WHAT YOU HAVE TO DO = All of the data must be returned exactly as given.

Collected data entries
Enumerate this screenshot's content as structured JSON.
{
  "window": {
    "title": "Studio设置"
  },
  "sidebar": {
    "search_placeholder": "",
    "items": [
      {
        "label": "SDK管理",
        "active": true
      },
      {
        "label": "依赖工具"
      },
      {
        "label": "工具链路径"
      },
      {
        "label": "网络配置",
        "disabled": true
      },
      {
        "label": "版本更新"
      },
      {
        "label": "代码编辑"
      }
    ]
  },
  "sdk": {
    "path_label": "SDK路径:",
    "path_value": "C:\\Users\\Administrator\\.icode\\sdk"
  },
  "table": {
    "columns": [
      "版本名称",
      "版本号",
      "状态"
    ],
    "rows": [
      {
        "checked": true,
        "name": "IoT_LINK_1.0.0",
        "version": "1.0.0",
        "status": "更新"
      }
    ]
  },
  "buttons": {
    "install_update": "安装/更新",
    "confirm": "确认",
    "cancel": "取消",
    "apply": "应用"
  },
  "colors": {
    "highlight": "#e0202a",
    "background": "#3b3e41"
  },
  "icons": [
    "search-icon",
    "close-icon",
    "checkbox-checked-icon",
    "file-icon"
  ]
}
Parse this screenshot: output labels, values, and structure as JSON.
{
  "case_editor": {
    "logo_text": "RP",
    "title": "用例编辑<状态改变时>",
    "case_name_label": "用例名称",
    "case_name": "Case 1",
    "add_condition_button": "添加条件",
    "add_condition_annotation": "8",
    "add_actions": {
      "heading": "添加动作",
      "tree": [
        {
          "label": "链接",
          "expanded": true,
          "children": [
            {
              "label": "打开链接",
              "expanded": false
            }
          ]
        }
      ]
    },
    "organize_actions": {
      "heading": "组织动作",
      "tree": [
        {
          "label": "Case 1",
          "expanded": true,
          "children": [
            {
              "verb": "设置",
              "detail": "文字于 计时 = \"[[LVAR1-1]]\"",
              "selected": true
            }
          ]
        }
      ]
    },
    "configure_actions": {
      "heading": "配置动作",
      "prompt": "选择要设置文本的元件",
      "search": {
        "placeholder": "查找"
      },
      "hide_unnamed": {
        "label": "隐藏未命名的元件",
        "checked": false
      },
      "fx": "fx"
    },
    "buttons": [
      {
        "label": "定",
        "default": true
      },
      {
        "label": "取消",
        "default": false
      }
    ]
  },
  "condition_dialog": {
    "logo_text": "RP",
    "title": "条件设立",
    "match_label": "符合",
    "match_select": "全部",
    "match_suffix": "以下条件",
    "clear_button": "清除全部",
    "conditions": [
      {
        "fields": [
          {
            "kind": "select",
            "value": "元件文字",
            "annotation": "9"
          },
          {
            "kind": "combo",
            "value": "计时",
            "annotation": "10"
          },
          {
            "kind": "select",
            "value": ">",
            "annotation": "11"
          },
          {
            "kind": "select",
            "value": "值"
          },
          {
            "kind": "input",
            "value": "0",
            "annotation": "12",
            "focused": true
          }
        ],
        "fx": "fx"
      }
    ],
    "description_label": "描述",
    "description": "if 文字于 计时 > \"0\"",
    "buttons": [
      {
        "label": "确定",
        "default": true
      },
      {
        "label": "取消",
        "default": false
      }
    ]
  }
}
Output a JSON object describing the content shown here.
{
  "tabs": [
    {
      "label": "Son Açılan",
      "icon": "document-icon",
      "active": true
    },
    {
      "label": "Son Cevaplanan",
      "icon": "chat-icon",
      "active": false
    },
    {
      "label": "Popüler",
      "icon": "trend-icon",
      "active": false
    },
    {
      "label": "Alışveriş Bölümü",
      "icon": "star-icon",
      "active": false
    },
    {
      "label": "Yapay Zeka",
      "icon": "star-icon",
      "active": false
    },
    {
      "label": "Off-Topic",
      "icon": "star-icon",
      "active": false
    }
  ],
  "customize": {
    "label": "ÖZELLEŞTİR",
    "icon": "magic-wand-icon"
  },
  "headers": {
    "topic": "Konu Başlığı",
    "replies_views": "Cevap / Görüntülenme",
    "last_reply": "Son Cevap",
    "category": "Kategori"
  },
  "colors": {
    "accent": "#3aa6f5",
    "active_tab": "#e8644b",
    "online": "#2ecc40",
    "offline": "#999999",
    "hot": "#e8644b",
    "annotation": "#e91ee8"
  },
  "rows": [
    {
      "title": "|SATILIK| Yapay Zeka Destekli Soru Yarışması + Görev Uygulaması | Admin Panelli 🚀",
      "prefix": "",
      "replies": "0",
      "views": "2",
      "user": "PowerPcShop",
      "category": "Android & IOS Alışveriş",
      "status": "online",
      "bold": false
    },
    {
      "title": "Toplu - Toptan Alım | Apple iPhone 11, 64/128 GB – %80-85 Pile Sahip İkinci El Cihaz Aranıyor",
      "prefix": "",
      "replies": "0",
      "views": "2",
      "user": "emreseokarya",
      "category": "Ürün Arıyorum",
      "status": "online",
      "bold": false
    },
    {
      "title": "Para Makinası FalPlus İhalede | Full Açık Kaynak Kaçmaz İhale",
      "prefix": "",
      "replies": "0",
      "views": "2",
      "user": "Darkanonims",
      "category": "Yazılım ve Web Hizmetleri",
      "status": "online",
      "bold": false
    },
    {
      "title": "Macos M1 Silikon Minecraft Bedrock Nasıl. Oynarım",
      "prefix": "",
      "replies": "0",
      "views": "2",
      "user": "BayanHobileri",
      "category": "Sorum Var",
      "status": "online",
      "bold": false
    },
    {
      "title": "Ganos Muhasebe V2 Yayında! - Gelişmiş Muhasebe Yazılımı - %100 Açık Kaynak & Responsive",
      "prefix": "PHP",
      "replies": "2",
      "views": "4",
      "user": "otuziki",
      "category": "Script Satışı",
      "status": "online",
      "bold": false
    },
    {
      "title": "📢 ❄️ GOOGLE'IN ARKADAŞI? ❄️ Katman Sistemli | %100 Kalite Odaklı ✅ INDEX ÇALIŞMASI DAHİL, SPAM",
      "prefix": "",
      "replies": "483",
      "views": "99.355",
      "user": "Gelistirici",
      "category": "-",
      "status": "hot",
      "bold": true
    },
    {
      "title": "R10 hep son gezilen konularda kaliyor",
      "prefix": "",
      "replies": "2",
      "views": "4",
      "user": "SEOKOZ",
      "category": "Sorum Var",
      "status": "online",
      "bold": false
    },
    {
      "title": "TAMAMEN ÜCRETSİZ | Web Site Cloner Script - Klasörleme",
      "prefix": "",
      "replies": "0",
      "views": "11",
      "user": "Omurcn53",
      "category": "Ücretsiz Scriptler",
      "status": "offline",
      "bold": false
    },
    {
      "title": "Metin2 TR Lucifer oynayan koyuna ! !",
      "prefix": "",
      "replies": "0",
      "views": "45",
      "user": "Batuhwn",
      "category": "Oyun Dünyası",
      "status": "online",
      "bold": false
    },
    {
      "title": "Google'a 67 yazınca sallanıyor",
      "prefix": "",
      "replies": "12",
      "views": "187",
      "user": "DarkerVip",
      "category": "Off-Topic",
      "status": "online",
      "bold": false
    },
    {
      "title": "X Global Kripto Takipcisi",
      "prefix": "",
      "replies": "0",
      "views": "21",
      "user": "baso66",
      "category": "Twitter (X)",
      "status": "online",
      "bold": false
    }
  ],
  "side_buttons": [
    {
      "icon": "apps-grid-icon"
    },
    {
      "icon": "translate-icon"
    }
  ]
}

RESULT =
Enumerate this screenshot's content as structured JSON.
{
  "window": {
    "title": "Studio设置"
  },
  "sidebar": {
    "search_placeholder": "",
    "items": [
      {
        "label": "SDK管理",
        "active": true
      },
      {
        "label": "依赖工具"
      },
      {
        "label": "工具链路径"
      },
      {
        "label": "网络配置",
        "disabled": true
      },
      {
        "label": "版本更新"
      },
      {
        "label": "代码编辑"
      }
    ]
  },
  "sdk": {
    "path_label": "SDK路径:",
    "path_value": "C:\\Users\\Administrator\\.icode\\sdk"
  },
  "table": {
    "columns": [
      "版本名称",
      "版本号",
      "状态"
    ],
    "rows": [
      {
        "checked": true,
        "name": "IoT_LINK_1.0.0",
        "version": "1.0.0",
        "status": "更新"
      }
    ]
  },
  "buttons": {
    "install_update": "安装/更新",
    "confirm": "确认",
    "cancel": "取消",
    "apply": "应用"
  },
  "colors": {
    "highlight": "#e0202a",
    "background": "#3b3e41"
  },
  "icons": [
    "search-icon",
    "close-icon",
    "checkbox-checked-icon",
    "file-icon"
  ]
}
Parse this screenshot: output labels, values, and structure as JSON.
{
  "case_editor": {
    "logo_text": "RP",
    "title": "用例编辑<状态改变时>",
    "case_name_label": "用例名称",
    "case_name": "Case 1",
    "add_condition_button": "添加条件",
    "add_condition_annotation": "8",
    "add_actions": {
      "heading": "添加动作",
      "tree": [
        {
          "label": "链接",
          "expanded": true,
          "children": [
            {
              "label": "打开链接",
              "expanded": false
            }
          ]
        }
      ]
    },
    "organize_actions": {
      "heading": "组织动作",
      "tree": [
        {
          "label": "Case 1",
          "expanded": true,
          "children": [
            {
              "verb": "设置",
              "detail": "文字于 计时 = \"[[LVAR1-1]]\"",
              "selected": true
            }
          ]
        }
      ]
    },
    "configure_actions": {
      "heading": "配置动作",
      "prompt": "选择要设置文本的元件",
      "search": {
        "placeholder": "查找"
      },
      "hide_unnamed": {
        "label": "隐藏未命名的元件",
        "checked": false
      },
      "fx": "fx"
    },
    "buttons": [
      {
        "label": "定",
        "default": true
      },
      {
        "label": "取消",
        "default": false
      }
    ]
  },
  "condition_dialog": {
    "logo_text": "RP",
    "title": "条件设立",
    "match_label": "符合",
    "match_select": "全部",
    "match_suffix": "以下条件",
    "clear_button": "清除全部",
    "conditions": [
      {
        "fields": [
          {
            "kind": "select",
            "value": "元件文字",
            "annotation": "9"
          },
          {
            "kind": "combo",
            "value": "计时",
            "annotation": "10"
          },
          {
            "kind": "select",
            "value": ">",
            "annotation": "11"
          },
          {
            "kind": "select",
            "value": "值"
          },
          {
            "kind": "input",
            "value": "0",
            "annotation": "12",
            "focused": true
          }
        ],
        "fx": "fx"
      }
    ],
    "description_label": "描述",
    "description": "if 文字于 计时 > \"0\"",
    "buttons": [
      {
        "label": "确定",
        "default": true
      },
      {
        "label": "取消",
        "default": false
      }
    ]
  }
}
Output a JSON object describing the content shown here.
{
  "tabs": [
    {
      "label": "Son Açılan",
      "icon": "document-icon",
      "active": true
    },
    {
      "label": "Son Cevaplanan",
      "icon": "chat-icon",
      "active": false
    },
    {
      "label": "Popüler",
      "icon": "trend-icon",
      "active": false
    },
    {
      "label": "Alışveriş Bölümü",
      "icon": "star-icon",
      "active": false
    },
    {
      "label": "Yapay Zeka",
      "icon": "star-icon",
      "active": false
    },
    {
      "label": "Off-Topic",
      "icon": "star-icon",
      "active": false
    }
  ],
  "customize": {
    "label": "ÖZELLEŞTİR",
    "icon": "magic-wand-icon"
  },
  "headers": {
    "topic": "Konu Başlığı",
    "replies_views": "Cevap / Görüntülenme",
    "last_reply": "Son Cevap",
    "category": "Kategori"
  },
  "colors": {
    "accent": "#3aa6f5",
    "active_tab": "#e8644b",
    "online": "#2ecc40",
    "offline": "#999999",
    "hot": "#e8644b",
    "annotation": "#e91ee8"
  },
  "rows": [
    {
      "title": "|SATILIK| Yapay Zeka Destekli Soru Yarışması + Görev Uygulaması | Admin Panelli 🚀",
      "prefix": "",
      "replies": "0",
      "views": "2",
      "user": "PowerPcShop",
      "category": "Android & IOS Alışveriş",
      "status": "online",
      "bold": false
    },
    {
      "title": "Toplu - Toptan Alım | Apple iPhone 11, 64/128 GB – %80-85 Pile Sahip İkinci El Cihaz Aranıyor",
      "prefix": "",
      "replies": "0",
      "views": "2",
      "user": "emreseokarya",
      "category": "Ürün Arıyorum",
      "status": "online",
      "bold": false
    },
    {
      "title": "Para Makinası FalPlus İhalede | Full Açık Kaynak Kaçmaz İhale",
      "prefix": "",
      "replies": "0",
      "views": "2",
      "user": "Darkanonims",
      "category": "Yazılım ve Web Hizmetleri",
      "status": "online",
      "bold": false
    },
    {
      "title": "Macos M1 Silikon Minecraft Bedrock Nasıl. Oynarım",
      "prefix": "",
      "replies": "0",
      "views": "2",
      "user": "BayanHobileri",
      "category": "Sorum Var",
      "status": "online",
      "bold": false
    },
    {
      "title": "Ganos Muhasebe V2 Yayında! - Gelişmiş Muhasebe Yazılımı - %100 Açık Kaynak & Responsive",
      "prefix": "PHP",
      "replies": "2",
      "views": "4",
      "user": "otuziki",
      "category": "Script Satışı",
      "status": "online",
      "bold": false
    },
    {
      "title": "📢 ❄️ GOOGLE'IN ARKADAŞI? ❄️ Katman Sistemli | %100 Kalite Odaklı ✅ INDEX ÇALIŞMASI DAHİL, SPAM",
      "prefix": "",
      "replies": "483",
      "views": "99.355",
      "user": "Gelistirici",
      "category": "-",
      "status": "hot",
      "bold": true
    },
    {
      "title": "R10 hep son gezilen konularda kaliyor",
      "prefix": "",
      "replies": "2",
      "views": "4",
      "user": "SEOKOZ",
      "category": "Sorum Var",
      "status": "online",
      "bold": false
    },
    {
      "title": "TAMAMEN ÜCRETSİZ | Web Site Cloner Script - Klasörleme",
      "prefix": "",
      "replies": "0",
      "views": "11",
      "user": "Omurcn53",
      "category": "Ücretsiz Scriptler",
      "status": "offline",
      "bold": false
    },
    {
      "title": "Metin2 TR Lucifer oynayan koyuna ! !",
      "prefix": "",
      "replies": "0",
      "views": "45",
      "user": "Batuhwn",
      "category": "Oyun Dünyası",
      "status": "online",
      "bold": false
    },
    {
      "title": "Google'a 67 yazınca sallanıyor",
      "prefix": "",
      "replies": "12",
      "views": "187",
      "user": "DarkerVip",
      "category": "Off-Topic",
      "status": "online",
      "bold": false
    },
    {
      "title": "X Global Kripto Takipcisi",
      "prefix": "",
      "replies": "0",
      "views": "21",
      "user": "baso66",
      "category": "Twitter (X)",
      "status": "online",
      "bold": false
    }
  ],
  "side_buttons": [
    {
      "icon": "apps-grid-icon"
    },
    {
      "icon": "translate-icon"
    }
  ]
}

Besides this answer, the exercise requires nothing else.